Infill wells, tiebacks and FPSOs make the most efficient use of construction materials per barrel of production. Fixed leg platforms are higher, then gravity based structures, then FLNG, and finally offshore wind (by a factor of 30x).
What if it were possible to displace diesel from high-cost, high-carbon “island” electricity grids, by charging up large batteries with gas- and renewable power, then shipping the batteries?
This model assesses the relative economics and relative CO2 emissions of such a possibility. The model is sensitive to oil prices, battery prices, hurdle rates and alternative power prices.
Economics should improve as battery prices fall. But costs are already competitive for several island grids, while CO2 intensity can be halved. Our numbers have been informed by disclosures from Gridspan Energy, a leading company in this space.
This data-file provides an overview of eleven different processes for commercial hydrogen production: including their energy-economics, costs and CO2 emissions; plus a qualitative description of their opportunities, challenges and technical readiness.
Covered technologies include steam methane reforming, fossil fuel gasification, pyrolysis, renewable electrolysis, fuel cell electrolysis, solar photoelectrocatalysis and solar photocatalysis.
Our conclusion is that natural gas remains the most viable fuel source on a weighted basis, considering both cost and carbon emissions, It may also be easier to de-carbonise natural gas directly than via the hydrogen route.
What is the best way for investors to drive decarbonisation? We argue a new ‘venturing’ model is needed, to incubate better technologies. CO2 budgets can also be stretched furthest by re-allocating to gas, lower-carbon oil and lower-carbon industry. But divestment is a grave mistake.
Wind, solar, oil and gas are all capable of supplying comparable energy at comparable prices: 5c/kWh wind and solar is economically competitive with c$50 oil and $6/mcf gas, over a 30-year project-cycle.
But production profiles matter. Oil and gas assets generate 2-3x more energy than renewables in early years; and 50-80% less energy in later years. So dollars invested in oil and gas go 2-3x further in the short-run. To meet the same initial demand from renewables, one must currently spend 2-3x more.
Further renewables deflation of c50-70% is required before the world can truly “re-allocate” capital from fossil fuels to renewables without causing near-term shortages. In the mean time, it is necessary to attract adequate capital for both resource types.
This short data-file underpins the chart and considerations discussed above.
This data-file screens 15 companies at the cutting edge of nuclear technology, to assess whether fission or fusion breakthroughs can realistically be factored into long-run forecasts of energy markets or the energy transition.

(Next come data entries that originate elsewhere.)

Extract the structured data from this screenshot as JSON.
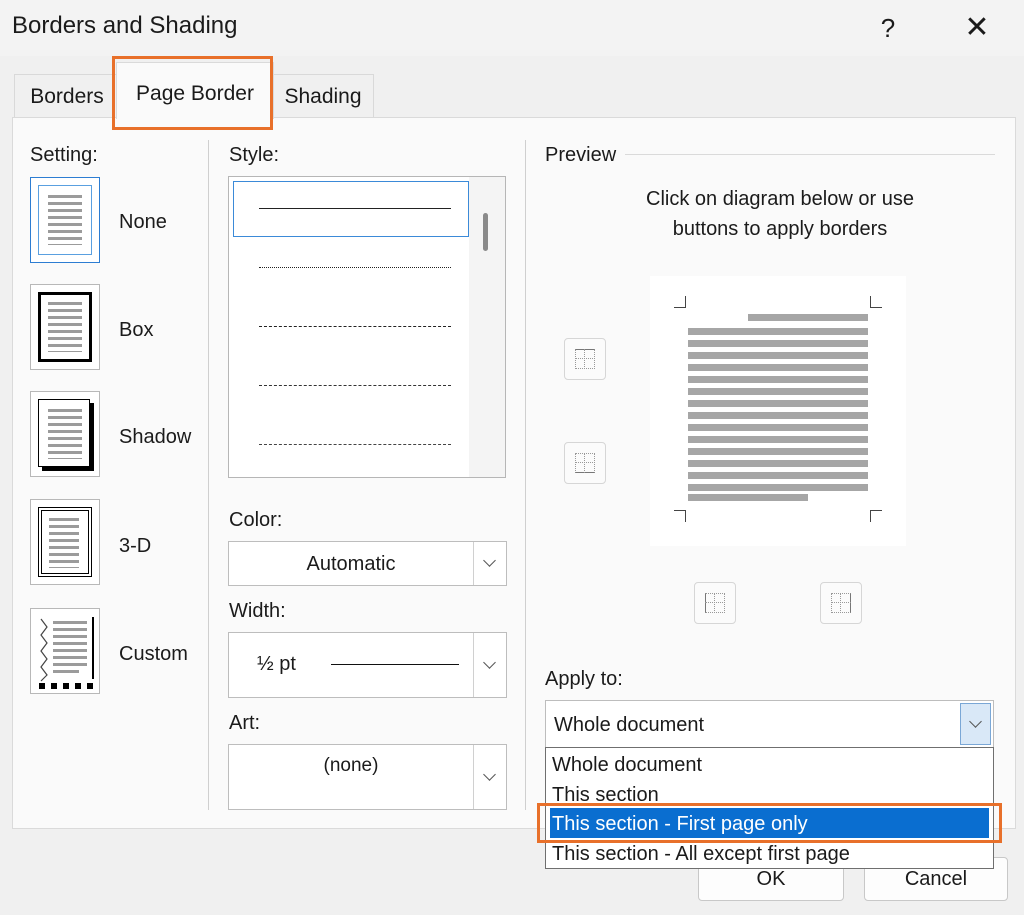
{
  "window": {
    "title": "Borders and Shading",
    "help_label": "?",
    "close_label": "✕"
  },
  "tabs": [
    {
      "label": "Borders",
      "active": false
    },
    {
      "label": "Page Border",
      "active": true
    },
    {
      "label": "Shading",
      "active": false
    }
  ],
  "setting": {
    "label": "Setting:",
    "items": [
      {
        "label": "None",
        "selected": true
      },
      {
        "label": "Box",
        "selected": false
      },
      {
        "label": "Shadow",
        "selected": false
      },
      {
        "label": "3-D",
        "selected": false
      },
      {
        "label": "Custom",
        "selected": false
      }
    ]
  },
  "style": {
    "label": "Style:",
    "options": [
      "solid",
      "dotted",
      "dashed-small",
      "dashed",
      "dash-dot"
    ],
    "selected_index": 0
  },
  "color": {
    "label": "Color:",
    "value": "Automatic"
  },
  "width": {
    "label": "Width:",
    "value": "½ pt"
  },
  "art": {
    "label": "Art:",
    "value": "(none)"
  },
  "preview": {
    "label": "Preview",
    "instruction_line1": "Click on diagram below or use",
    "instruction_line2": "buttons to apply borders",
    "buttons": [
      "top-border-icon",
      "bottom-border-icon",
      "left-border-icon",
      "right-border-icon"
    ]
  },
  "apply_to": {
    "label": "Apply to:",
    "value": "Whole document",
    "options": [
      "Whole document",
      "This section",
      "This section - First page only",
      "This section - All except first page"
    ],
    "highlighted_index": 2
  },
  "buttons": {
    "ok": "OK",
    "cancel": "Cancel"
  },
  "colors": {
    "highlight": "#e8702a",
    "selection": "#0a6ed0",
    "accent": "#2d7dd2"
  }
}
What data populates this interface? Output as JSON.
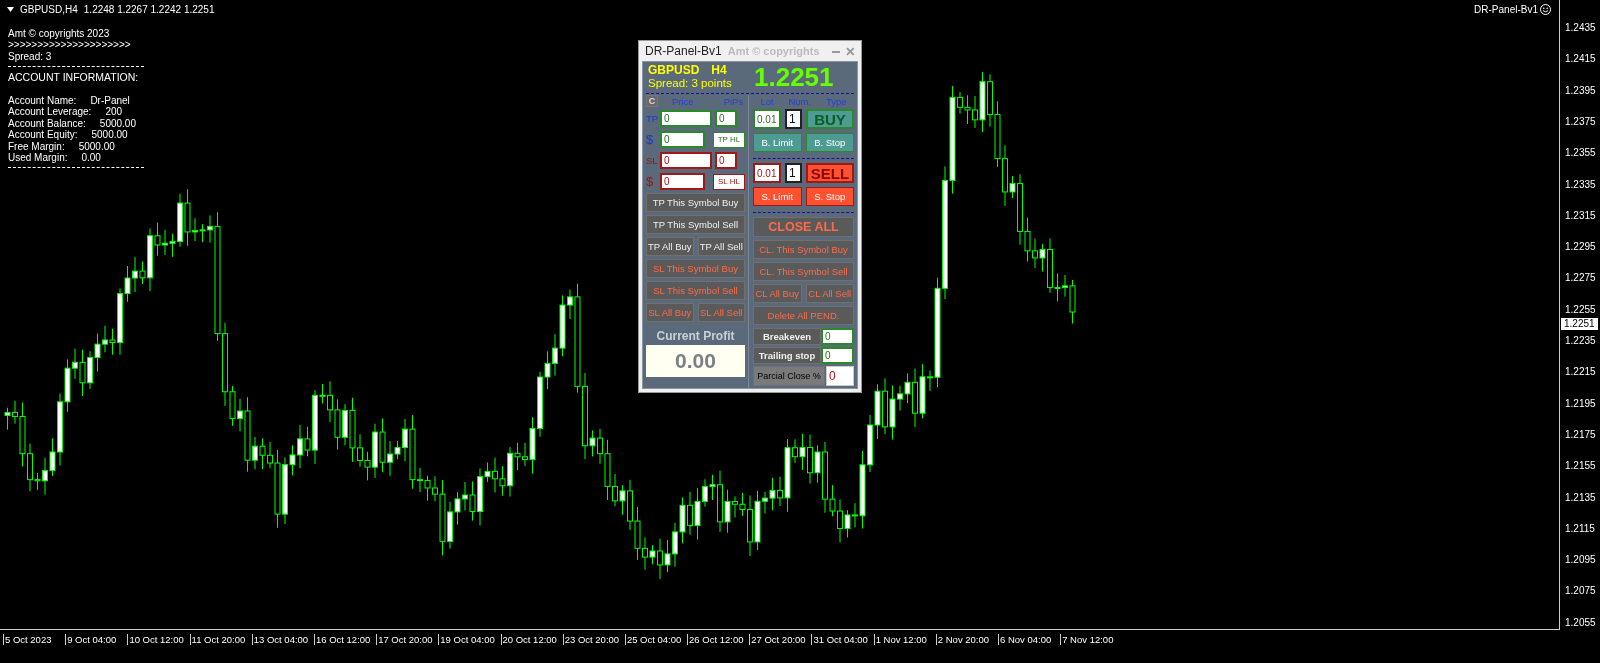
{
  "chart_header": {
    "symbol": "GBPUSD,H4",
    "ohlc": "1.2248 1.2267 1.2242 1.2251"
  },
  "expert_label": "DR-Panel-Bv1",
  "info_lines": [
    {
      "kind": "text",
      "text": "Amt © copyrights 2023"
    },
    {
      "kind": "text",
      "text": ">>>>>>>>>>>>>>>>>>>>>"
    },
    {
      "kind": "text",
      "text": "Spread: 3"
    },
    {
      "kind": "rule"
    },
    {
      "kind": "heading",
      "text": "ACCOUNT INFORMATION:"
    },
    {
      "kind": "blank"
    },
    {
      "kind": "field",
      "label": "Account Name:",
      "value": "Dr-Panel"
    },
    {
      "kind": "field",
      "label": "Account Leverage:",
      "value": "200"
    },
    {
      "kind": "field",
      "label": "Account Balance:",
      "value": "5000.00"
    },
    {
      "kind": "field",
      "label": "Account Equity:",
      "value": "5000.00"
    },
    {
      "kind": "field",
      "label": "Free Margin:",
      "value": "5000.00"
    },
    {
      "kind": "field",
      "label": "Used Margin:",
      "value": "0.00"
    },
    {
      "kind": "rule"
    }
  ],
  "price_axis": {
    "labels": [
      "1.2435",
      "1.2415",
      "1.2395",
      "1.2375",
      "1.2355",
      "1.2335",
      "1.2315",
      "1.2295",
      "1.2275",
      "1.2255",
      "1.2235",
      "1.2215",
      "1.2195",
      "1.2175",
      "1.2155",
      "1.2135",
      "1.2115",
      "1.2095",
      "1.2075",
      "1.2055"
    ],
    "current": "1.2251"
  },
  "time_axis": [
    "5 Oct 2023",
    "9 Oct 04:00",
    "10 Oct 12:00",
    "11 Oct 20:00",
    "13 Oct 04:00",
    "16 Oct 12:00",
    "17 Oct 20:00",
    "19 Oct 04:00",
    "20 Oct 12:00",
    "23 Oct 20:00",
    "25 Oct 04:00",
    "26 Oct 12:00",
    "27 Oct 20:00",
    "31 Oct 04:00",
    "1 Nov 12:00",
    "2 Nov 20:00",
    "6 Nov 04:00",
    "7 Nov 12:00"
  ],
  "panel": {
    "title": "DR-Panel-Bv1",
    "subtitle": "Amt © copyrights",
    "symbol": "GBPUSD",
    "timeframe": "H4",
    "spread": "Spread: 3 points",
    "price": "1.2251",
    "clear_button": "C",
    "price_heading": "Price",
    "pips_heading": "PiPs",
    "level_rows": [
      {
        "label": "TP",
        "kind": "tp",
        "price": "0",
        "pips": "0"
      },
      {
        "label": "$",
        "kind": "tp",
        "price": "0",
        "button": "TP HL"
      },
      {
        "label": "SL",
        "kind": "sl",
        "price": "0",
        "pips": "0"
      },
      {
        "label": "$",
        "kind": "sl",
        "price": "0",
        "button": "SL HL"
      }
    ],
    "left_buttons": [
      [
        {
          "label": "TP This Symbol Buy",
          "kind": "tp"
        }
      ],
      [
        {
          "label": "TP This Symbol Sell",
          "kind": "tp"
        }
      ],
      [
        {
          "label": "TP All Buy",
          "kind": "tp"
        },
        {
          "label": "TP All Sell",
          "kind": "tp"
        }
      ],
      [
        {
          "label": "SL This Symbol Buy",
          "kind": "sl"
        }
      ],
      [
        {
          "label": "SL This Symbol Sell",
          "kind": "sl"
        }
      ],
      [
        {
          "label": "SL All Buy",
          "kind": "sl"
        },
        {
          "label": "SL All Sell",
          "kind": "sl"
        }
      ]
    ],
    "profit_label": "Current Profit",
    "profit_value": "0.00",
    "lot_heading": "Lot",
    "num_heading": "Num.",
    "type_heading": "Type",
    "orders": [
      {
        "kind": "buy",
        "lot": "0.01",
        "num": "1",
        "action": "BUY",
        "pending": [
          "B. Limit",
          "B. Stop"
        ]
      },
      {
        "kind": "sell",
        "lot": "0.01",
        "num": "1",
        "action": "SELL",
        "pending": [
          "S. Limit",
          "S. Stop"
        ]
      }
    ],
    "right_buttons": [
      [
        {
          "label": "CLOSE ALL",
          "kind": "big"
        }
      ],
      [
        {
          "label": "CL. This Symbol Buy",
          "kind": "sl"
        }
      ],
      [
        {
          "label": "CL. This Symbol Sell",
          "kind": "sl"
        }
      ],
      [
        {
          "label": "CL All Buy",
          "kind": "sl"
        },
        {
          "label": "CL All Sell",
          "kind": "sl"
        }
      ],
      [
        {
          "label": "Delete All PEND.",
          "kind": "sl"
        }
      ]
    ],
    "settings": [
      {
        "label": "Breakeven",
        "kind": "tp",
        "value": "0"
      },
      {
        "label": "Trailing stop",
        "kind": "tp",
        "value": "0"
      },
      {
        "label": "Parcial Close %",
        "kind": "sl",
        "value": "0"
      }
    ]
  }
}
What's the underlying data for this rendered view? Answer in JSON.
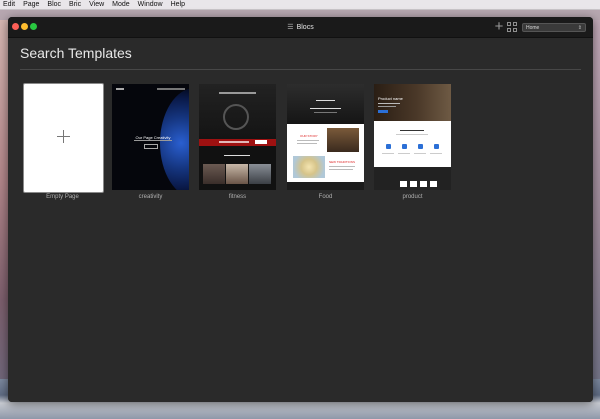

Our conclusion is “not yet”. Despite many signs of exciting progress, the average technical readiness in our sample is TRL 4 (testing components). Four companies are working to lab-scale prototypes. Energy gains and system stability remain key challenges.
The database summarises each company, including its technology, location, employee count, notable backers and technical technical readiness. Our notes also cover expected costs or timings, where disclosed.